International Security: The American Role in Collective Action for Peace

By Philip C. Jessup | Go to book overview

CHAPTER FOUR
WHAT WILL THE UNITED STATES DO?

Assuming that the United States is not prepared to accept in the form of binding treaty obligations, commitments on future action comparable to those which the members of the League have assumed and are apparently willing to assume, the question remains whether, in time of crisis, the United States will act in a way which will further or retard international efforts for the preservation of peace.1 The crucial test is provided by a situation in which the members of the League are desirous of taking action under the sanction articles of the Covenant. Anticipation that the United States may take a stand which would nullify or seriously interfere with the action of the League is frequently alleged to be one of the chief obstacles to the effective operation of the Covenant. In analyzing this situation, it seems desirable to devote attention first to the problem of neutrality.
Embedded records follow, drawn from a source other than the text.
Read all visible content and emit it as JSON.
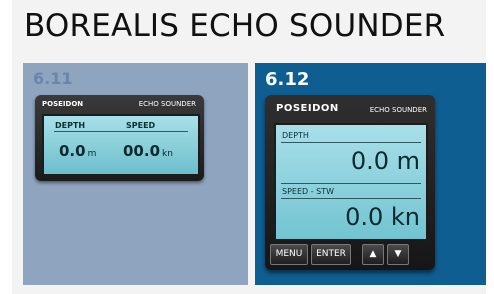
{
  "page": {
    "title": "BOREALIS ECHO SOUNDER"
  },
  "panels": [
    {
      "version": "6.11",
      "device": {
        "brand": "POSEIDON",
        "model": "ECHO SOUNDER",
        "depth_label": "DEPTH",
        "speed_label": "SPEED",
        "depth_value": "0.0",
        "depth_unit": "m",
        "speed_value": "00.0",
        "speed_unit": "kn"
      }
    },
    {
      "version": "6.12",
      "device": {
        "brand": "POSEIDON",
        "model": "ECHO SOUNDER",
        "depth_label": "DEPTH",
        "depth_value": "0.0 m",
        "speed_label": "SPEED - STW",
        "speed_value": "0.0 kn",
        "buttons": {
          "menu": "MENU",
          "enter": "ENTER",
          "up": "▲",
          "down": "▼"
        }
      }
    }
  ],
  "colors": {
    "panel_left_bg": "#8ea4bf",
    "panel_right_bg": "#0f5e91",
    "lcd": "#8fd3dd"
  }
}
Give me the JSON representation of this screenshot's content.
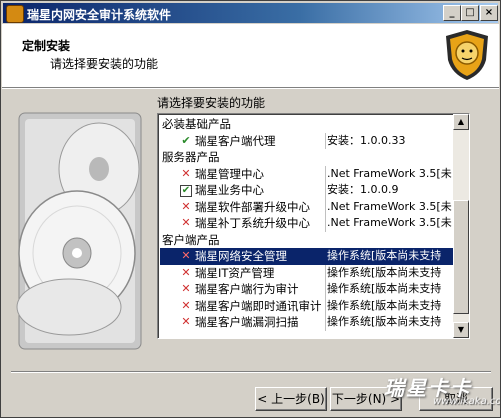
{
  "window": {
    "title": "瑞星内网安全审计系统软件",
    "controls": [
      "_",
      "□",
      "×"
    ]
  },
  "header": {
    "title": "定制安装",
    "subtitle": "请选择要安装的功能"
  },
  "list": {
    "label": "请选择要安装的功能",
    "rows": [
      {
        "type": "group",
        "name": "必装基础产品",
        "status": ""
      },
      {
        "type": "item",
        "icon": "check",
        "name": "瑞星客户端代理",
        "status": "安装：1.0.0.33"
      },
      {
        "type": "group",
        "name": "服务器产品",
        "status": ""
      },
      {
        "type": "item",
        "icon": "x",
        "name": "瑞星管理中心",
        "status": ".Net FrameWork 3.5[未"
      },
      {
        "type": "item",
        "icon": "box-check",
        "name": "瑞星业务中心",
        "status": "安装：1.0.0.9"
      },
      {
        "type": "item",
        "icon": "x",
        "name": "瑞星软件部署升级中心",
        "status": ".Net FrameWork 3.5[未"
      },
      {
        "type": "item",
        "icon": "x",
        "name": "瑞星补丁系统升级中心",
        "status": ".Net FrameWork 3.5[未"
      },
      {
        "type": "group",
        "name": "客户端产品",
        "status": ""
      },
      {
        "type": "item",
        "icon": "x",
        "name": "瑞星网络安全管理",
        "status": "操作系统[版本尚未支持",
        "selected": true
      },
      {
        "type": "item",
        "icon": "x",
        "name": "瑞星IT资产管理",
        "status": "操作系统[版本尚未支持"
      },
      {
        "type": "item",
        "icon": "x",
        "name": "瑞星客户端行为审计",
        "status": "操作系统[版本尚未支持"
      },
      {
        "type": "item",
        "icon": "x",
        "name": "瑞星客户端即时通讯审计",
        "status": "操作系统[版本尚未支持"
      },
      {
        "type": "item",
        "icon": "x",
        "name": "瑞星客户端漏洞扫描",
        "status": "操作系统[版本尚未支持"
      }
    ]
  },
  "buttons": {
    "back": "< 上一步(B)",
    "next": "下一步(N) >",
    "cancel": "取消"
  },
  "watermark": {
    "brand": "瑞星卡卡",
    "site": "www.ikaka.com"
  }
}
Neutrality

The policy of neutrality is firmly imbedded in American thought and practice. The American people are inclined to regard it as a traditional American doctrine in the same category as the Monroe Doctrine. They think of it chiefly as synonymous with keeping out of war and are not much aware of the wide difference between the legal impartiality which neutrality exacts and the factual partiality which it permits. There is little realization that this policy of neutrality, which was adopted by the administration of President Washington primarily as a means of avoiding embroilment in the French Revolu-

____________________
1
A consideration of various situations inevitably leads to suggestions for some further agreements and thus makes impossible a clear line between this chapter and the one next preceding.

-131-

Notes for this page

Add a new note
If you are trying to select text to create highlights or citations, remember that you must now click or tap on the first word, and then click or tap on the last word.
One moment ...
Default project is now your active project.
Project items
Notes
Cite this page

Cited page

Style
Citations are available only to our active members.
Buy instant access to cite pages or passages in MLA 8, MLA 7, APA and Chicago citation styles.

(Einhorn, 1992, p. 25)

(Einhorn 25)

(Einhorn 25)

1. Lois J. Einhorn, Abraham Lincoln, the Orator: Penetrating the Lincoln Legend (Westport, CT: Greenwood Press, 1992), 25, http://www.questia.com/read/27419298.

Note: primary sources have slightly different requirements for citation. Please see these guidelines for more information.

Cited page

Bookmark this page
International Security: The American Role in Collective Action for Peace
Table of contents

Table of contents

Settings

Settings

Typeface
Text size Smaller Larger Reset View mode
Search within

Search within this book

Look up

Look up a word

  • Dictionary
  • Thesaurus
Please submit a word or phrase above.
Print this page

Print this page

Why can't I print more than one page at a time?

Help
Full screen
Items saved from this book
  • Bookmarks
  • Highlights & Notes
  • Citations
/ 162

matching results for page

    Questia reader help

    How to highlight and cite specific passages

    1. Click or tap the first word you want to select.
    2. Click or tap the last word you want to select, and you’ll see everything in between get selected.
    3. You’ll then get a menu of options like creating a highlight or a citation from that passage of text.

    OK, got it!

    Cited passage

    Style
    Citations are available only to our active members.
    Buy instant access to cite pages or passages in MLA 8, MLA 7, APA and Chicago citation styles.

    "Portraying himself as an honest, ordinary person helped Lincoln identify with his audiences." (Einhorn, 1992, p. 25).

    "Portraying himself as an honest, ordinary person helped Lincoln identify with his audiences." (Einhorn 25)

    "Portraying himself as an honest, ordinary person helped Lincoln identify with his audiences." (Einhorn 25)

    "Portraying himself as an honest, ordinary person helped Lincoln identify with his audiences."1

    1. Lois J. Einhorn, Abraham Lincoln, the Orator: Penetrating the Lincoln Legend (Westport, CT: Greenwood Press, 1992), 25, http://www.questia.com/read/27419298.

    Cited passage

    Thanks for trying Questia!

    Please continue trying out our research tools, but please note, full functionality is available only to our active members.

    Your work will be lost once you leave this Web page.

    Buy instant access to save your work.

    Already a member? Log in now.

    Search by... Author
    Show... All Results Primary Sources Peer-reviewed

    Oops!

    An unknown error has occurred. Please click the button below to reload the page. If the problem persists, please try again in a little while.